* YOUR OBJECTIVE *
Give the number of lines in the data below that contain "address", with no other words.

Dataset excerpts

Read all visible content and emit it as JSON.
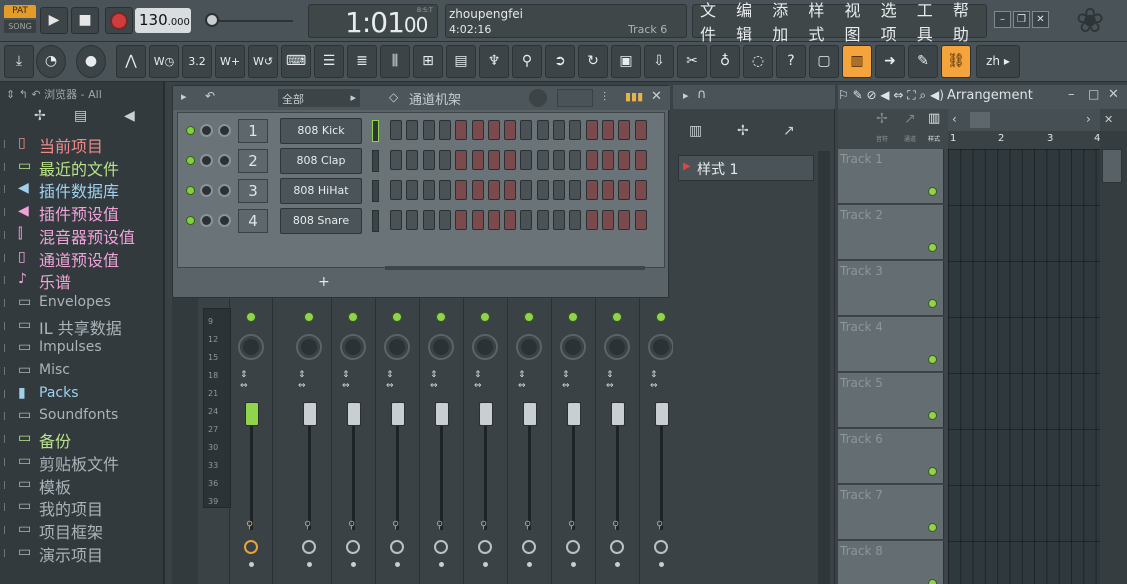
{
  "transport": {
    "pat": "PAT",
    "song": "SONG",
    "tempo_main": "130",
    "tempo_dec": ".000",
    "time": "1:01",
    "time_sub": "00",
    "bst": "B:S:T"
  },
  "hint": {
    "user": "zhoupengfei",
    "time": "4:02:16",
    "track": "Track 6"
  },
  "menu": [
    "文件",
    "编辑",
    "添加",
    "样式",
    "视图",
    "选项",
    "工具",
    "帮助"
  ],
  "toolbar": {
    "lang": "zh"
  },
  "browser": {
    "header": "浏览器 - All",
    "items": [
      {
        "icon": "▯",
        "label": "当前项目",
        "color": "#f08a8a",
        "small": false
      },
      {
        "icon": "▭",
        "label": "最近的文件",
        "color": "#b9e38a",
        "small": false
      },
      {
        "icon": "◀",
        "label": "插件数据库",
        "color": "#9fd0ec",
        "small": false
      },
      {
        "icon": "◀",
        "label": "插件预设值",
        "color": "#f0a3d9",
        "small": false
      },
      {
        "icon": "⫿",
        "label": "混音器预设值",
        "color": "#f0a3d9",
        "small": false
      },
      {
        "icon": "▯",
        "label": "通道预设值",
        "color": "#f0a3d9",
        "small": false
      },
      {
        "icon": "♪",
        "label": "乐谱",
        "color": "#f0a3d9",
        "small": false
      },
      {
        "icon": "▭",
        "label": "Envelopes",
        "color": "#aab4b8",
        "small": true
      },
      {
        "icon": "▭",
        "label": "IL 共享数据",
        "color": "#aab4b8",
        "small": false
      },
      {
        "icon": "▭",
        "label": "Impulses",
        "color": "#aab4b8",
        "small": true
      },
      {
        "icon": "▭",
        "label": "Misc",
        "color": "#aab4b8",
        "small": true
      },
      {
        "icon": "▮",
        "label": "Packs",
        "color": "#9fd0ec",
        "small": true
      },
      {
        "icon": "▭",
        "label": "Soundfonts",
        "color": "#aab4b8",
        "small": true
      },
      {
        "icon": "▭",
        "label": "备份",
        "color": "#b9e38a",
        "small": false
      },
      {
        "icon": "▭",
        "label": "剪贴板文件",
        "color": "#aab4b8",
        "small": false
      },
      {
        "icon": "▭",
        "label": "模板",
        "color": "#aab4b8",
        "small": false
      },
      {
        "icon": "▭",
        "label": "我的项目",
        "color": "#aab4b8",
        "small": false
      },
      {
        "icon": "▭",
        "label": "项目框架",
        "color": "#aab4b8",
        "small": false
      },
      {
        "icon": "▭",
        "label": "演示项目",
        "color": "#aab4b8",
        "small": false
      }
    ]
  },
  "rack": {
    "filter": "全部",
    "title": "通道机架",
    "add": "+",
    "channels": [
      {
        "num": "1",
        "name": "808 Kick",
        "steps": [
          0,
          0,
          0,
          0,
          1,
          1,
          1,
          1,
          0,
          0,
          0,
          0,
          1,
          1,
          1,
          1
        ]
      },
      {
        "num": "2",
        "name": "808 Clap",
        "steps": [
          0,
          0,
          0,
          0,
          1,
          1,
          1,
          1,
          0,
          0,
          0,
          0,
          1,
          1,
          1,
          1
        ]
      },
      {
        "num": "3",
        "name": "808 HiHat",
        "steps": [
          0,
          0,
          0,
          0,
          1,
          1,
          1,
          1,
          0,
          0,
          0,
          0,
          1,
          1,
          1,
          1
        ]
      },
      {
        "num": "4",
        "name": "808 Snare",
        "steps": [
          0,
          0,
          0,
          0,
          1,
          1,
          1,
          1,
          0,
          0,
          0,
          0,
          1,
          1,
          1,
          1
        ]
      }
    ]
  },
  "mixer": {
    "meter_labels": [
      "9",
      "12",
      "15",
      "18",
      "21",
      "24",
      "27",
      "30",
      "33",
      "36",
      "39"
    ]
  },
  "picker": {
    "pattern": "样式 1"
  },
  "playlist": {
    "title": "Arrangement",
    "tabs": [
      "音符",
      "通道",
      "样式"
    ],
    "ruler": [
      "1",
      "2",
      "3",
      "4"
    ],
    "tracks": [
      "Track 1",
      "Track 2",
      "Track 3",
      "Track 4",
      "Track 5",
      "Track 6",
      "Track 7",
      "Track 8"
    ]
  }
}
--
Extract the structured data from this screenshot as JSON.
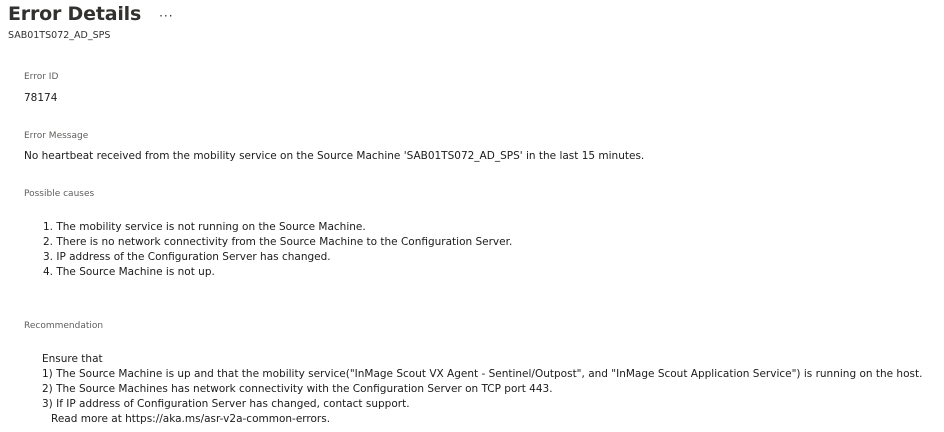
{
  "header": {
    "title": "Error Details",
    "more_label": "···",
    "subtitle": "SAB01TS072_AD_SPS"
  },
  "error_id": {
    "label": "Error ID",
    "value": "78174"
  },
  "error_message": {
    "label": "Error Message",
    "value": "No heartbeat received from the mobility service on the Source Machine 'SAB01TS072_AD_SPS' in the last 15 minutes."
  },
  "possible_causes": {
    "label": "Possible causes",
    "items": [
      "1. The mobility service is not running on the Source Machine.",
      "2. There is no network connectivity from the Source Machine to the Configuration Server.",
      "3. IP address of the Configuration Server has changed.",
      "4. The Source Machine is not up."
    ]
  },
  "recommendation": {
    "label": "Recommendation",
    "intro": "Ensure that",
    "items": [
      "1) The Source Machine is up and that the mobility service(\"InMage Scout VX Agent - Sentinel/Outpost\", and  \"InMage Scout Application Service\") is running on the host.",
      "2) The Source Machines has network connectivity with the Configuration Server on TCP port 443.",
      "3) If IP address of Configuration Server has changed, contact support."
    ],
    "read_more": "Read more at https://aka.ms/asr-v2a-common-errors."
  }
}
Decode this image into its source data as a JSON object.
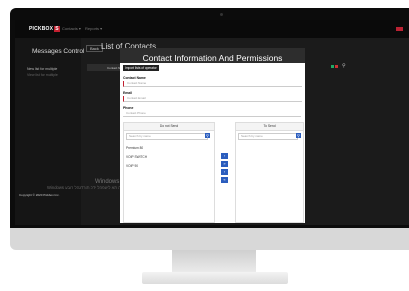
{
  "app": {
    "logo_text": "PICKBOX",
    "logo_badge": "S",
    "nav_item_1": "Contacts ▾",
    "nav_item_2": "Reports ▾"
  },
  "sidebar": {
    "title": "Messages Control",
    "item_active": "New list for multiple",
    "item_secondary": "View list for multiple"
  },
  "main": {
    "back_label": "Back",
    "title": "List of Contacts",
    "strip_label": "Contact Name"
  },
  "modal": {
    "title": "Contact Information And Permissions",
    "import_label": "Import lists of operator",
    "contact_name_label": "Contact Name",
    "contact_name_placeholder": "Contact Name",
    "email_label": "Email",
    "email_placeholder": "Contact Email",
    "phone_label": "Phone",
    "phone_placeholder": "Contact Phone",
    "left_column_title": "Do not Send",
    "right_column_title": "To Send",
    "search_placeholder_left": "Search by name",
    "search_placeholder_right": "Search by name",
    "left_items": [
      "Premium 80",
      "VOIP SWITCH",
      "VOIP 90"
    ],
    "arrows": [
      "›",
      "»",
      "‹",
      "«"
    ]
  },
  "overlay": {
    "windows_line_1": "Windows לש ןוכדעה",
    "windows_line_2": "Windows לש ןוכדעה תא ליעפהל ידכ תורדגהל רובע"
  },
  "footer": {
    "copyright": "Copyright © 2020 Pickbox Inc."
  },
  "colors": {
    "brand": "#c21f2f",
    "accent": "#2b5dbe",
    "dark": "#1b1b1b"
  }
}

* ANSWER SECTION *
2